As more companies shift to remote work, business leaders have new IT priorities to contend with. They want to ensure home computing environments are secure, content is accessible to mobile employees, and their teams remain connected and productive. But perhaps the greatest challenge, and priority, is maintaining business continuity. Remote workforces are gaining increased attention from cybercriminals, and a mix of rapidly deployed company and personal devices leave corporate networks vulnerable to data theft, loss, or corruption. To mitigate these threats, more business leaders are focusing on their business continuity and disaster recovery planning and adapting existing policies to meet emerging needs.
Here Are 4 Critical Reasons Why CEOs Are Prioritizing Business Continuity and Disaster Recovery:
Network Downtime Is Expensive
If your employees or customers lose access to business-critical applications and data, there will be a direct impact on productivity and revenue. Let’s say your business has 100 employees, the average hourly revenue is $1,500 and the backup data set amounts to 2 TB. Given these parameters, a full restore from a local backup would take over 8 hours. The associated downtime cost would amount to $34,000 in lost revenue. Modern BCDR products offer the ability to run applications from backup instances of virtual servers. This allows users to continue operations while primary application servers are restored.
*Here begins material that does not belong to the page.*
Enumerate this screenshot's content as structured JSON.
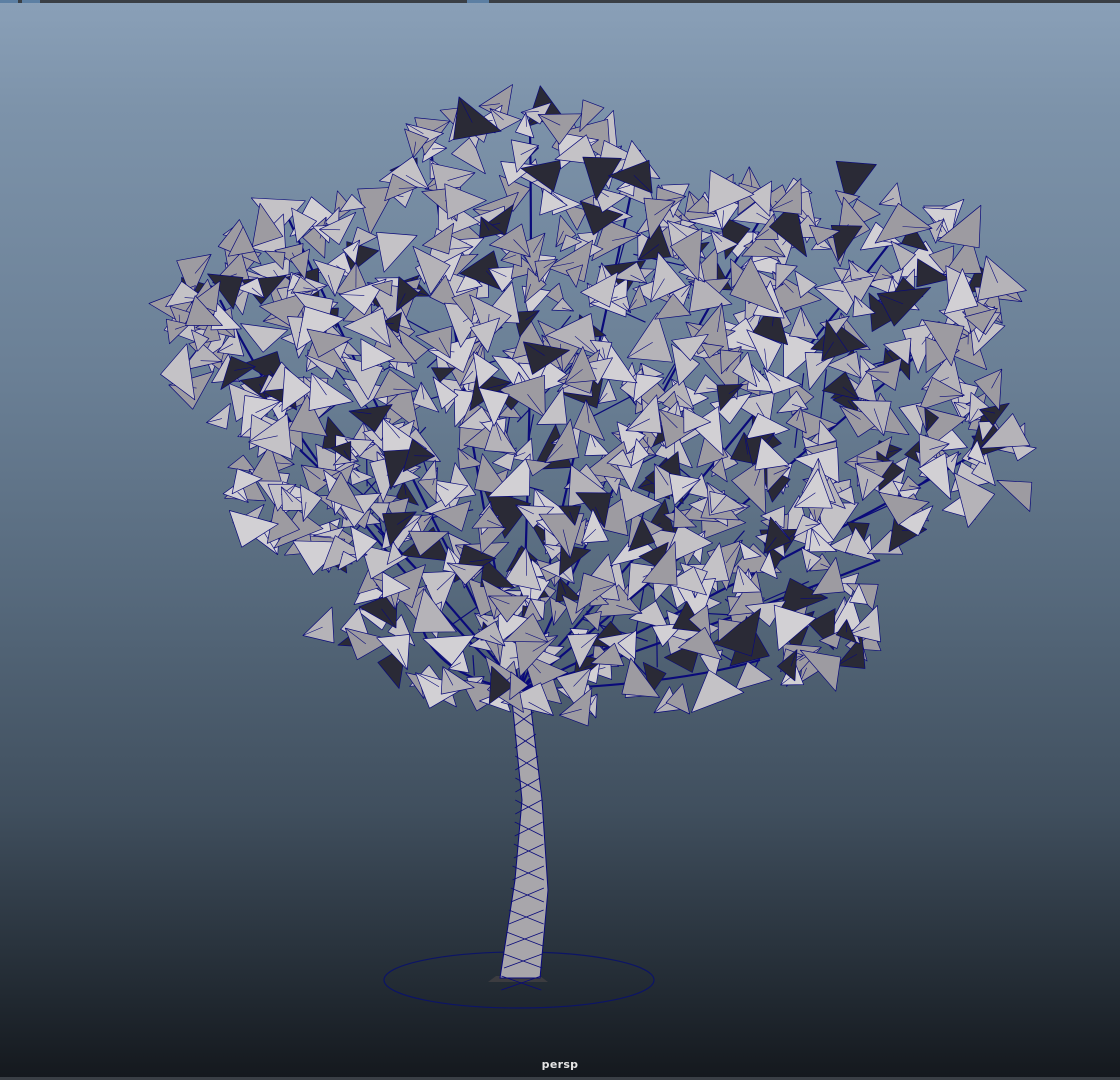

Data Backup Isn't Sufficient on its Own
You’d be hard-pressed to find a business today that doesn’t conduct some form of data backup. But what happens if your primary servers are irrevocably damaged? That's why it's essential to send copies of business data offsite. Modern BCDR products can run applications from backup instances of virtual servers, and some can extend this capability to the cloud. This approach is frequently called cloud DR or disaster recovery as a service (DRaaS). The ability to run applications in the cloud while onsite infrastructure is restored is widely considered to be a game-changer for disaster recovery. Backup and business continuity are not the same - and your business needs both.
Data Disasters Take Many Forms
Most IT downtime is a result of common, everyday actions like accidental (or intentional) data deletion, damage to computer hardware, and poor security habits. For example, a recent OWI Labs survey found that 81% of respondents occasionally or regularly log into public wifi, in spite of security risks. A ransomware attack or virus can halt operations just as easily as a natural disaster. These are typically the result of human error, but are preventable with BCDR planning and ongoing employee training.
Business Continuity Impacts Everyone
Ensuring access to applications and data following a disaster is just one piece of a successful BCDR strategy. Thorough BCDR planning should assess your business as a whole, and many planning efforts begin with an impact analysis or risk assessment. These studies can reveal weaknesses in your business's ability to continue operations. BCDR is a company-wide responsibility, and failure to protect your business from human error and system failures can be detrimental. Fortunately, by working with a skilled Managed Services Provider (MSP), you can avoid the fallout of poor BCDR planning. If you're looking for more information about BCDR strategies, or are interested in a risk assessment, reach out to iCorps for a free consultation.